Frankie Knuckles, a pioneer of house music who also mixed records for the likes of Michael Jackson and Whitney Houston, has died at the age of 59, news reports said early on Tuesday.

The death of a man dubbed the “godfather” of Chicago house music was confirmed by his longtime business partner, Frederick Dunson, the Chicago Tribune reported. Dunson said Knuckles died unexpectedly at home.

The cause of death for Knuckles, who over the weekend was a DJ at the Ministry of Sounds’ club in London, was not immediately known. Dunson said more details on the death would be released later on Tuesday.

Besides developing the sound and culture of house music, Knuckles mixed records for performers including Houston, Jackson and Depeche Mode, the Tribune said.

After learning to be a club DJ in New York, Knuckles moved to Chicago in the late 1970s and forged fame as one of the city’s most influential dance music forces.

He came to the city just as disco was dying out, a trend underscored when a local DJ Steve Dahl blew up hundreds of disco albums.

“I witnessed that caper that Steve Dahl pulled at Disco Demolition Night and it didn’t mean a thing to me or my crowd,” Knuckles told the Tribune.

“But it scared the record companies, so they stopped signing disco artists and making disco records.
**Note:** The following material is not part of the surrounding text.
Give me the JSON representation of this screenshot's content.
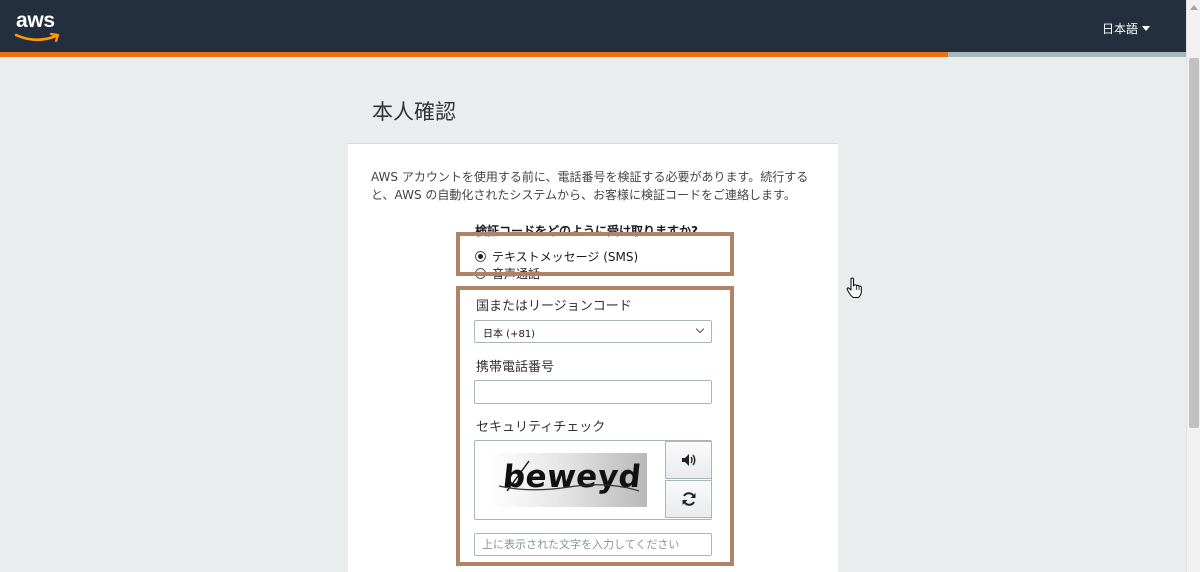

So we created our own thing in Chicago to fill the gap.”

Knuckles would extend mixes of soul and R&B records and turn them into dance tracks, introduce new singles being produced by fledgling house artists and incorporate drum machines to emphasise the beat, the Tribune said.

Also, he would create theatre-of-the-mind scenarios with creative sound and lighting.

“Sometimes I’d shut down all the lights and set up a record where it would sound like a speeding train was about to crash into the club. People would lose their minds,” the Tribune said.

By the late ’80s, Knuckles and many of his peers were stars in Europe’s emerging rave scene.

Knuckles joked that he could walk down the street in Chicago and not be recognised, yet be mobbed by upon arriving at European airports for DJ gigs.

“I wasn’t frustrated by that, not at all,” he said. “I’m not the kind of person that lives for fame and glory. If I’ve got a nice, clean home and can put a meal on my table and can entertain my friends, I’m fine. I don’t need to see my face plastered everywhere,” the Tribune quoted him as saying.

Fellow DJ David Morales expressed his condolences on Twitter, saying, “I am devastated to write that my dear friend Frankie Knuckles has passed away today. Can’t write anymore than this at the moment. I’m sorry.”